The stars and planets above us may now be easier to spot with the development of a new app, Cosmic Watch, that turns your smartphone into an interactive 3D astronomical time device.
Serving as a modern astronomical instrument, Cosmic Watch aims to help the user measure and experience time as it displays the celestial objects surrounding Earth.
Before the Western calendar was introduced in 1582, different cultures had various ways of measuring time and celestial bodies. The Mayans are well known for their codices that tracked the moon phases and eclipses. Likewise, the Egyptians built obelisks that were used as shadow clocks which allowed the citizens to divide their day into two parts depending on the obelisk’s shadow.
According to Eduardo Santana, one of the creators of Cosmic Watch, the idea came after thinking about the Western calendar and how we, as humans, represent time.

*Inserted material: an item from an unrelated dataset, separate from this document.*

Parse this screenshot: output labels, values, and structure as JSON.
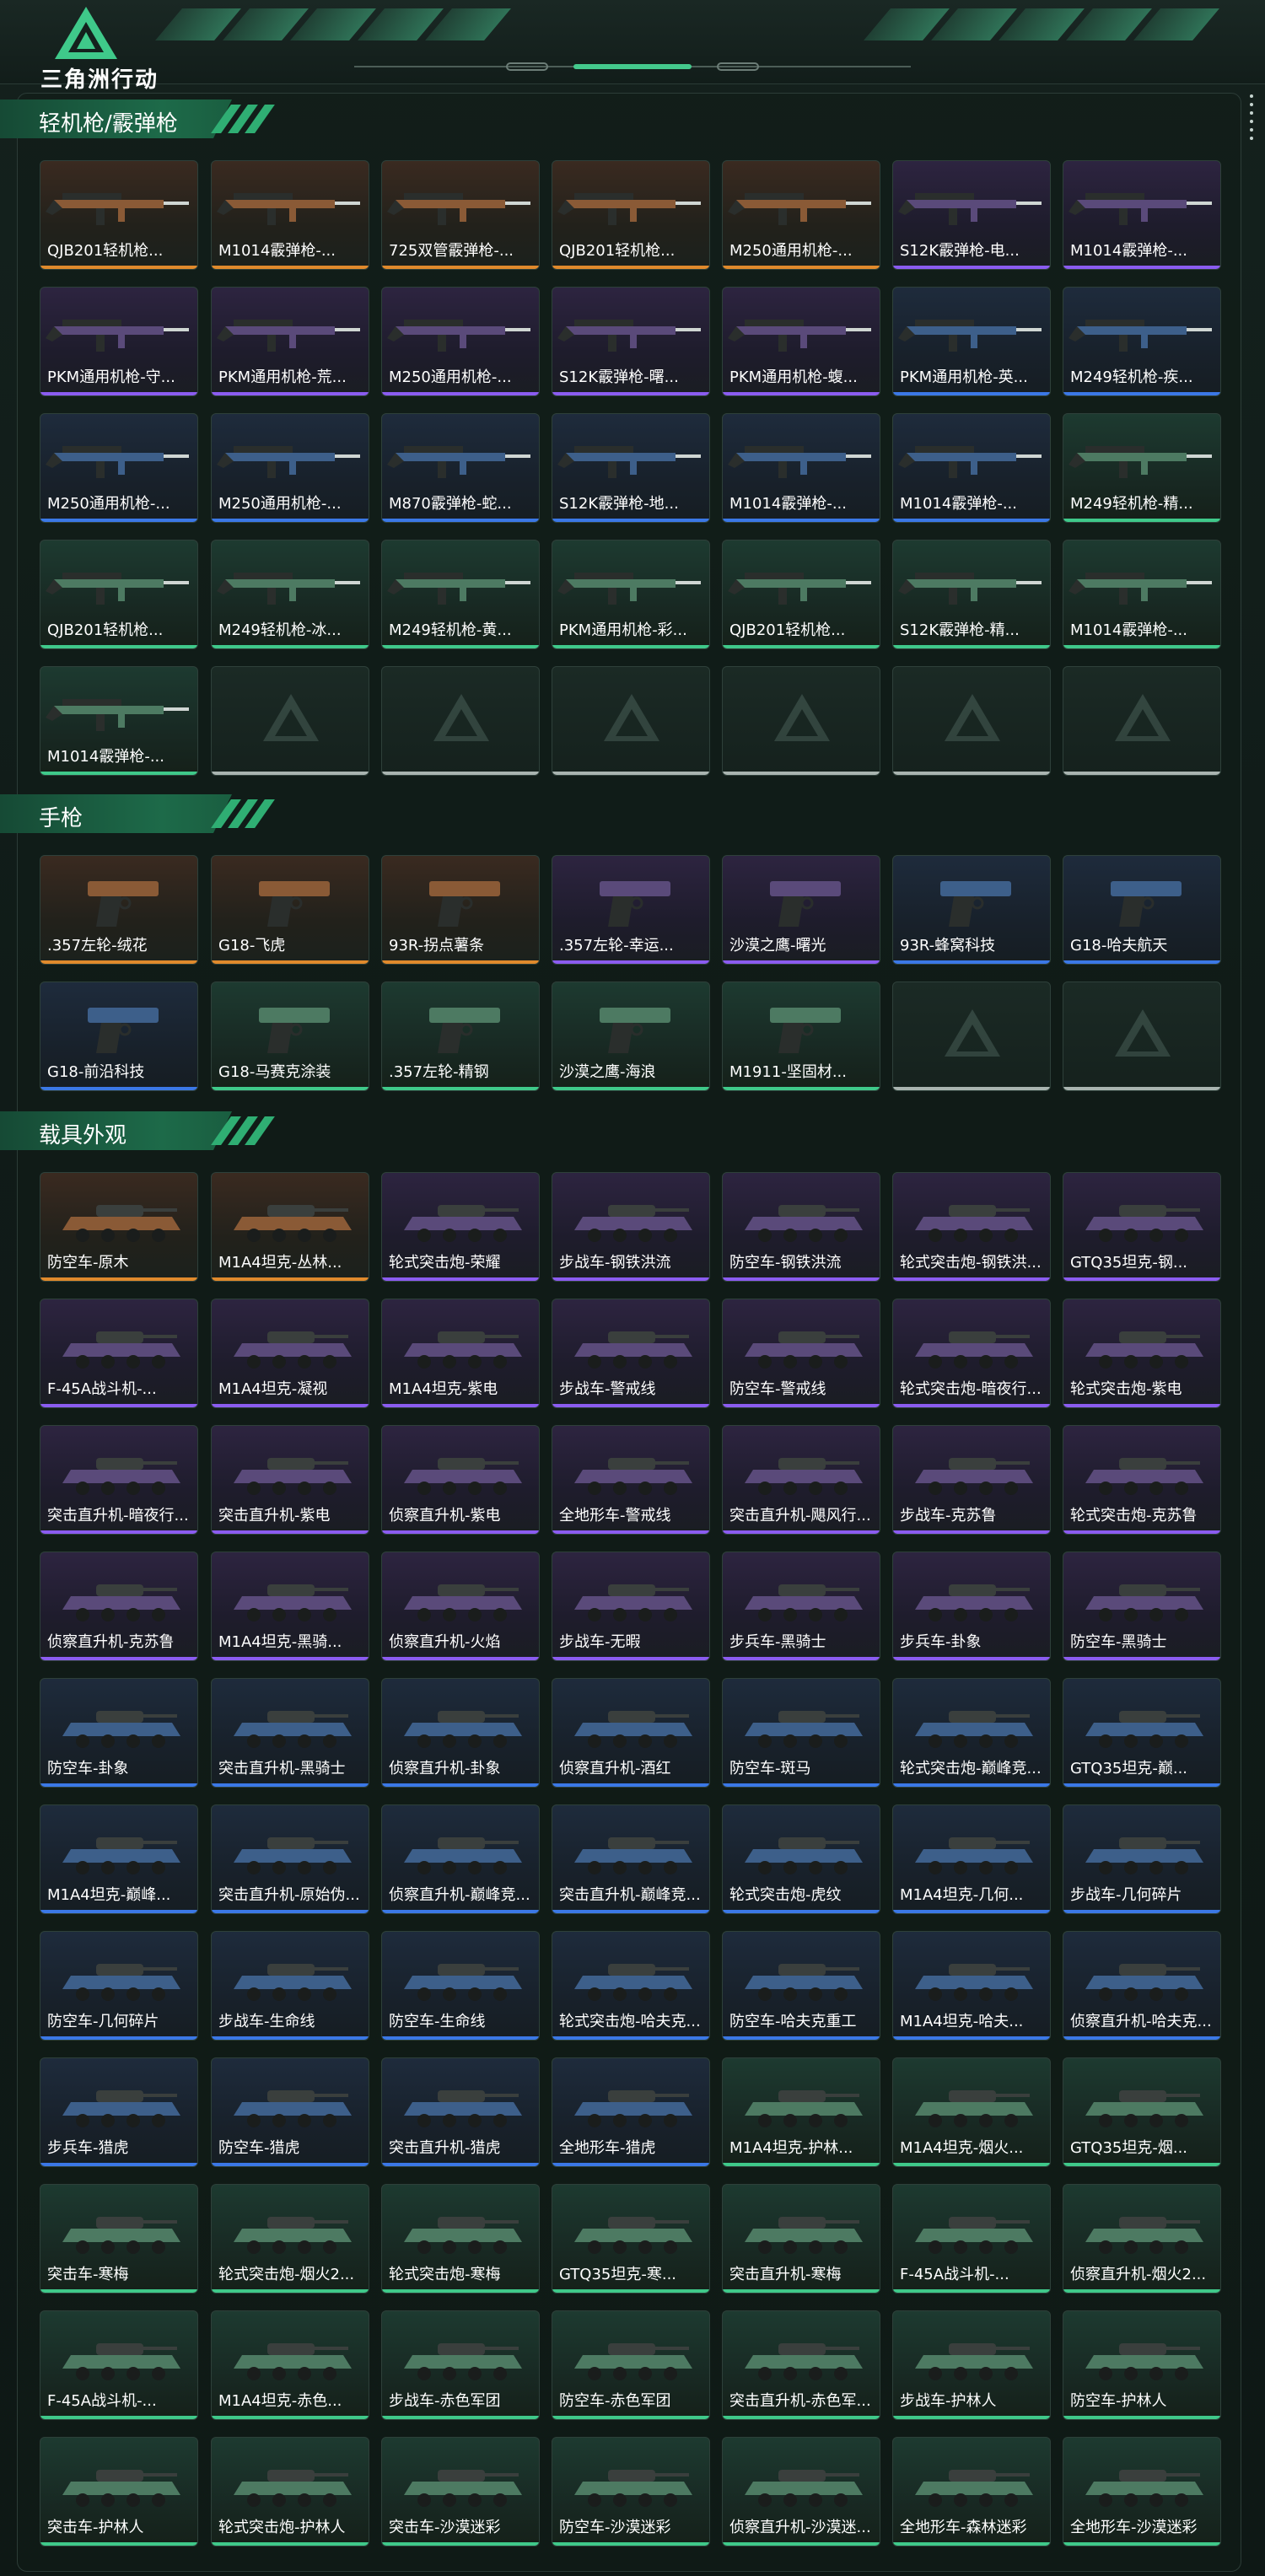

“I was amazed to realize the astronomical nature of time measurement and the importance it had to the development of ancient cultures. Since that moment, I was sure there has to be a better way of displaying time,” Santana said.

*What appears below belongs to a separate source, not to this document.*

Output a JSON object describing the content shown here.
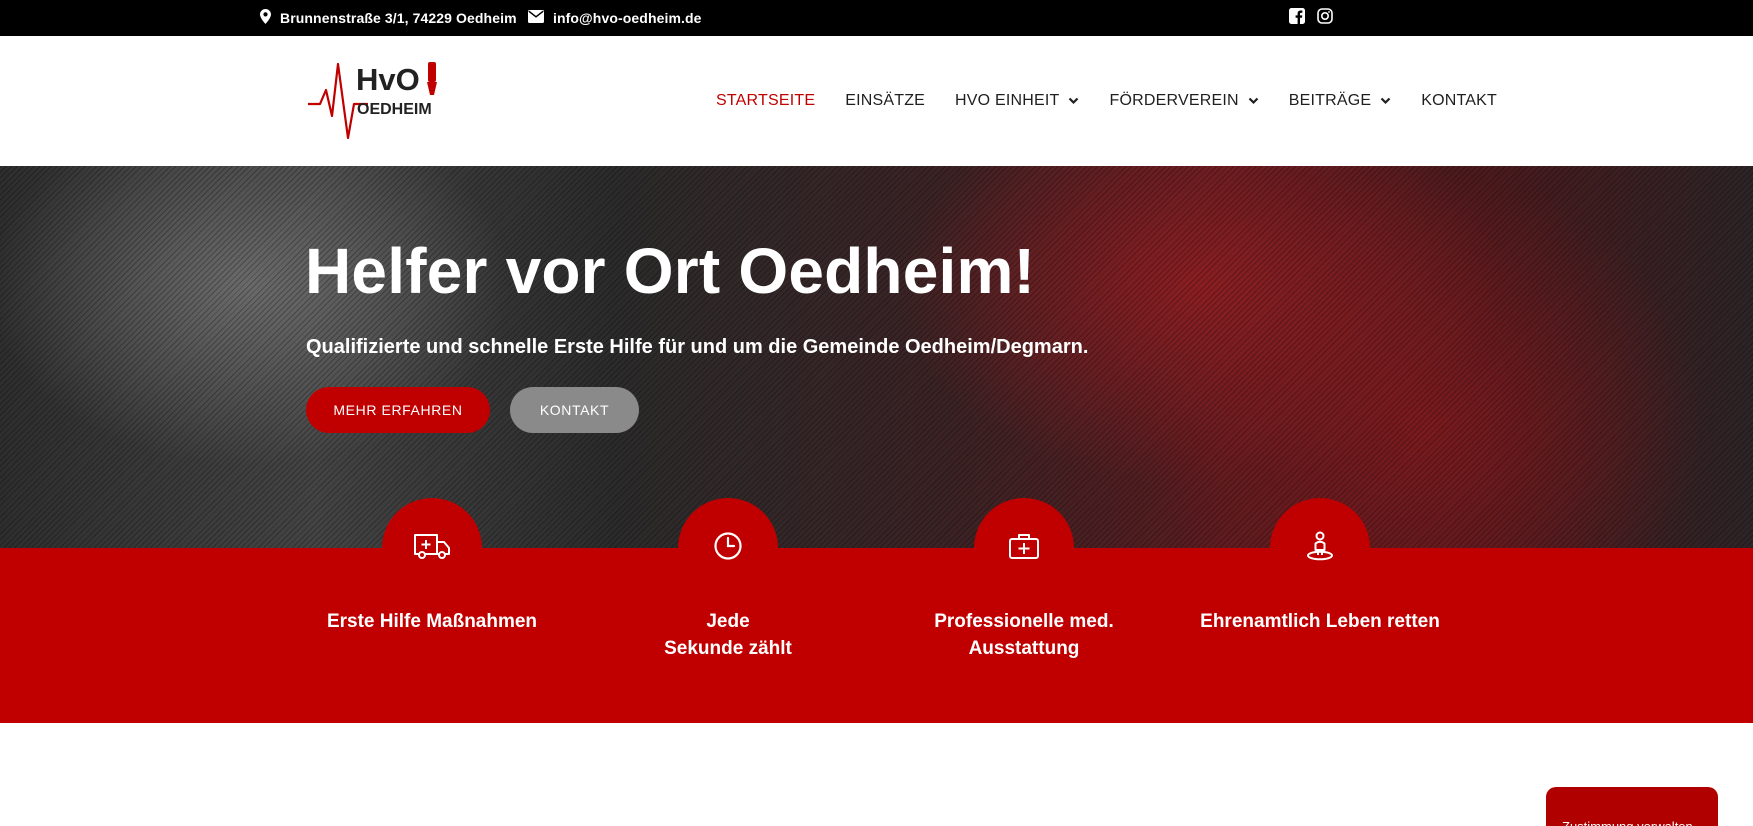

To Santana, the better way of displaying time is via smartphones.
The Earth is the central focal point of the Cosmic Watch. It tracks the time worldwide so with a tap of the user’s finger, the local time anywhere can be known. Additionally, the Cosmic Watch has other features that displays constellations, planet names and the planets with their zodiac symbol.
One of the more interesting features of this app is that it allows the user to “time travel.” The clock can be reversed or fast forwarded to show the user the planets’ positions, solar eclipses and the times of sunrise and sunset. While fast forwarding time, the planets will leave a trace of their apparent movement as observed from Earth.

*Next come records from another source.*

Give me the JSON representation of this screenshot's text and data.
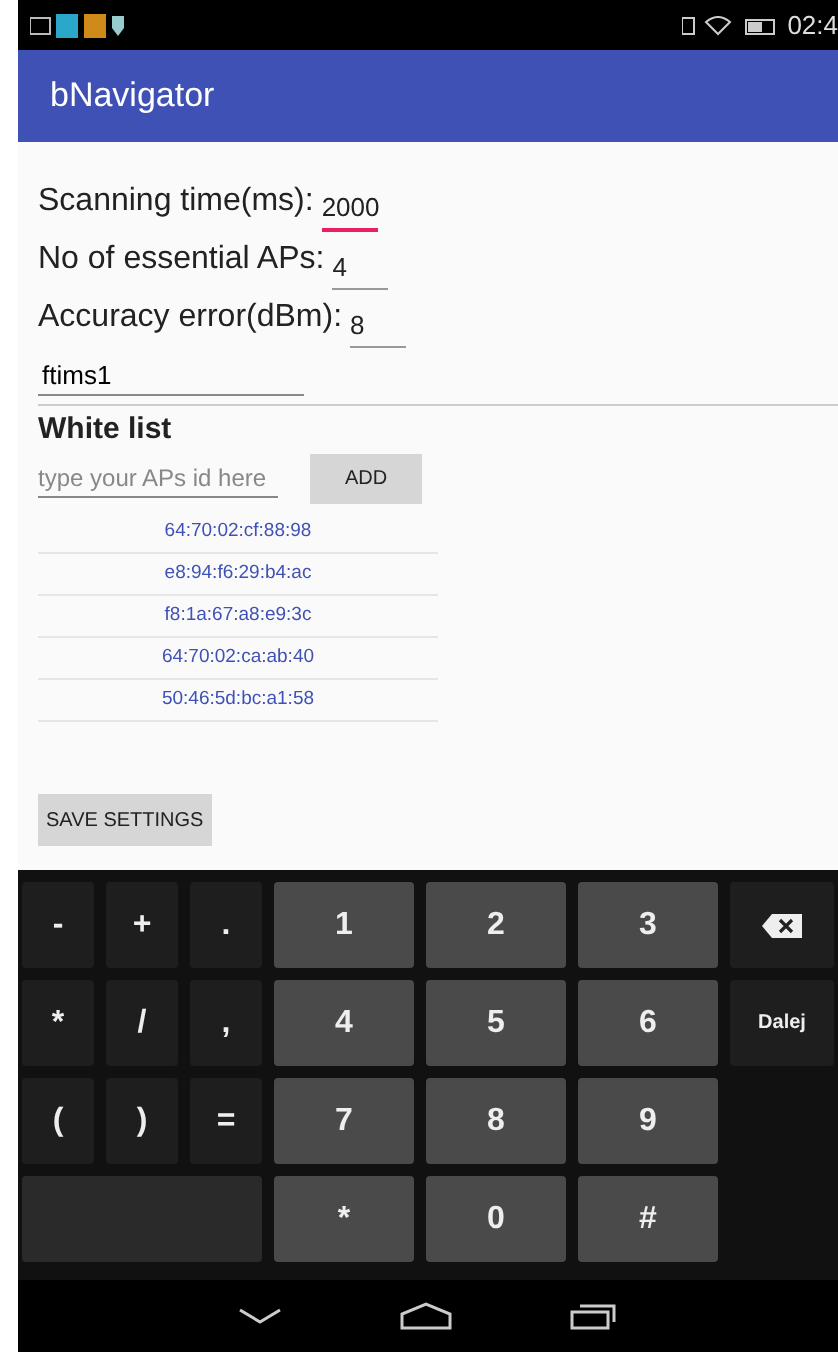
{
  "status_bar": {
    "time": "02:4"
  },
  "app_bar": {
    "title": "bNavigator"
  },
  "settings": [
    {
      "label": "Scanning time(ms):",
      "value": "2000",
      "focused": true
    },
    {
      "label": "No of essential APs:",
      "value": "4",
      "focused": false
    },
    {
      "label": "Accuracy error(dBm):",
      "value": "8",
      "focused": false
    }
  ],
  "network_field": {
    "value": "ftims1"
  },
  "white_list": {
    "title": "White list",
    "placeholder": "type your APs id here",
    "add_button": "ADD",
    "items": [
      "64:70:02:cf:88:98",
      "e8:94:f6:29:b4:ac",
      "f8:1a:67:a8:e9:3c",
      "64:70:02:ca:ab:40",
      "50:46:5d:bc:a1:58"
    ]
  },
  "save_button": "SAVE SETTINGS",
  "keyboard": {
    "rows": [
      [
        {
          "kind": "symbol",
          "label": "-"
        },
        {
          "kind": "symbol",
          "label": "+"
        },
        {
          "kind": "symbol",
          "label": "."
        },
        {
          "kind": "digit",
          "label": "1"
        },
        {
          "kind": "digit",
          "label": "2"
        },
        {
          "kind": "digit",
          "label": "3"
        },
        {
          "kind": "backspace"
        }
      ],
      [
        {
          "kind": "symbol",
          "label": "*"
        },
        {
          "kind": "symbol",
          "label": "/"
        },
        {
          "kind": "symbol",
          "label": ","
        },
        {
          "kind": "digit",
          "label": "4"
        },
        {
          "kind": "digit",
          "label": "5"
        },
        {
          "kind": "digit",
          "label": "6"
        },
        {
          "kind": "action",
          "label": "Dalej"
        }
      ],
      [
        {
          "kind": "symbol",
          "label": "("
        },
        {
          "kind": "symbol",
          "label": ")"
        },
        {
          "kind": "symbol",
          "label": "="
        },
        {
          "kind": "digit",
          "label": "7"
        },
        {
          "kind": "digit",
          "label": "8"
        },
        {
          "kind": "digit",
          "label": "9"
        },
        {
          "kind": "empty"
        }
      ],
      [
        {
          "kind": "space"
        },
        "",
        "",
        {
          "kind": "digit",
          "label": "*"
        },
        {
          "kind": "digit",
          "label": "0"
        },
        {
          "kind": "digit",
          "label": "#"
        },
        {
          "kind": "empty"
        }
      ]
    ]
  }
}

According to Jeevan Ram, a developer at Cosmic Watch, the app calculates the celestial bodies’ position with the astronomical algorithms of Jean Meeus, a Belgian astronomer specializing in celestial mechanics. Meeus’s algorithms are highly precise. It can calculate sunrise and sunset times to the nearest minute and phases of the moon within four to 17 seconds.
As of the now, Cosmic Watch only displays the Earth as well our solar system. However, both Ram and Santana are interested in developing the app to show planets and bodies outside our solar system.
“We have played with this thought already as one of the most important functions of Cosmic Watch is to remember our comic existence. We are on a giant ball floating in space surrounded by millions of stars and galaxies. It would be nice to be able to zoom out and see our position in the Milky Way,” Santana said.
As Ram, Santana and other contributors were developing the app, they realized Cosmic Watch had potential as an educational tool to learn about the basic concepts of astronomy and celestial navigation. Their core motivation was to create an incredible experience in which learning happens in a intuitive way.
While the app is currently available to iPhone users, future plans for cosmic watch include developing it for Android users and expanding it into other time-telling devices. Cosmic Watch Eclipse, an interactive wall clock, and Cosmic Watch Vision, an interactive table clock, are such devices. Ram says these devices could amplify the users’ learning experiences so teachers could use it in classrooms and planetariums.
“We also dream of the Cosmic Watch as a standalone product in entrance halls, airports, at your desk or apartment, in boats or why not even in a car dashboard? For this dream to come true, we are still looking for partners who would like to travel with us this science fiction odyssey.”